Biofilm formed by S.aureus
Biofilm formed on a black piece of plastic by Staphylococcus aureus after 48 hours, 37°C in a liquid medium (diluted TSB). Various strains differ in their ability to form biofilm.
A biofilm is any group of microorganisms in which cells stick to each other on a surface. These adherent cells are frequently embedded within a self-produced matrix of extracellular polymeric substance (EPS). Biofilm extracellular polymeric substance, which is also referred to as slime (although not everything described as slime is a biofilm), is a polymeric conglomeration generally composed of extracellular DNA, proteins, and polysaccharides. Biofilms may form on living or non-living surfaces and can be prevalent in natural, industrial and hospital settings. The microbial cells growing in a biofilm are physiologically distinct from planktonic cells of the same organism, which, by contrast, are single-cells that may float or swim in a liquid medium.

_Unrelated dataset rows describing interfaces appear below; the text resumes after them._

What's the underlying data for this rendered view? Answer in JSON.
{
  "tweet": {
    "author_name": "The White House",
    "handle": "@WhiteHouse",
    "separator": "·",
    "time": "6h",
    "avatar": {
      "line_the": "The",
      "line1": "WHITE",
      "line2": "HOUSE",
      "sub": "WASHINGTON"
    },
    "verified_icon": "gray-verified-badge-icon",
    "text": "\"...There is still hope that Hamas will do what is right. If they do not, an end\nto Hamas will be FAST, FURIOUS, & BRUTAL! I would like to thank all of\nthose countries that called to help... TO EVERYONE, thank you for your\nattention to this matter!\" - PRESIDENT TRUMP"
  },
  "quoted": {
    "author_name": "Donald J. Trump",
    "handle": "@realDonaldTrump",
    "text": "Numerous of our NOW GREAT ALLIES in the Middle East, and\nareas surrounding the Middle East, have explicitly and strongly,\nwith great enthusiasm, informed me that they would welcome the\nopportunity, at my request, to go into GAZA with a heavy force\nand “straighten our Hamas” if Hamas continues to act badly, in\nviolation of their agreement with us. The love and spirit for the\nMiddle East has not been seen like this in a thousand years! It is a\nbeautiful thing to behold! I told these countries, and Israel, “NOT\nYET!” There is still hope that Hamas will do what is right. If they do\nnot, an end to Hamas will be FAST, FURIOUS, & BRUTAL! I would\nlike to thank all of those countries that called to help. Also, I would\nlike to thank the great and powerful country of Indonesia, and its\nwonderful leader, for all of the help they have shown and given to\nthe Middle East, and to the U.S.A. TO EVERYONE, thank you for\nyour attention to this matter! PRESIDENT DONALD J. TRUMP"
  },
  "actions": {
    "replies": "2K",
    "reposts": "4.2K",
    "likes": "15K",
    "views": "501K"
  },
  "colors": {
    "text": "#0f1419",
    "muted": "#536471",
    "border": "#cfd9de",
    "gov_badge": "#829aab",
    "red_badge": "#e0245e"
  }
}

Biofilms have been found to be involved in a wide variety of microbial infections in the body, by one estimate 80% of all infections. Infectious processes in which biofilms have been implicated include common problems such as urinary tract infections, catheter infections, middle-ear infections, formation of dental plaque, gingivitis and less common but more lethal processes such as endocarditis, infections in cystic fibrosis, and infections of permanent indwelling devices such as joint prostheses and heart valves.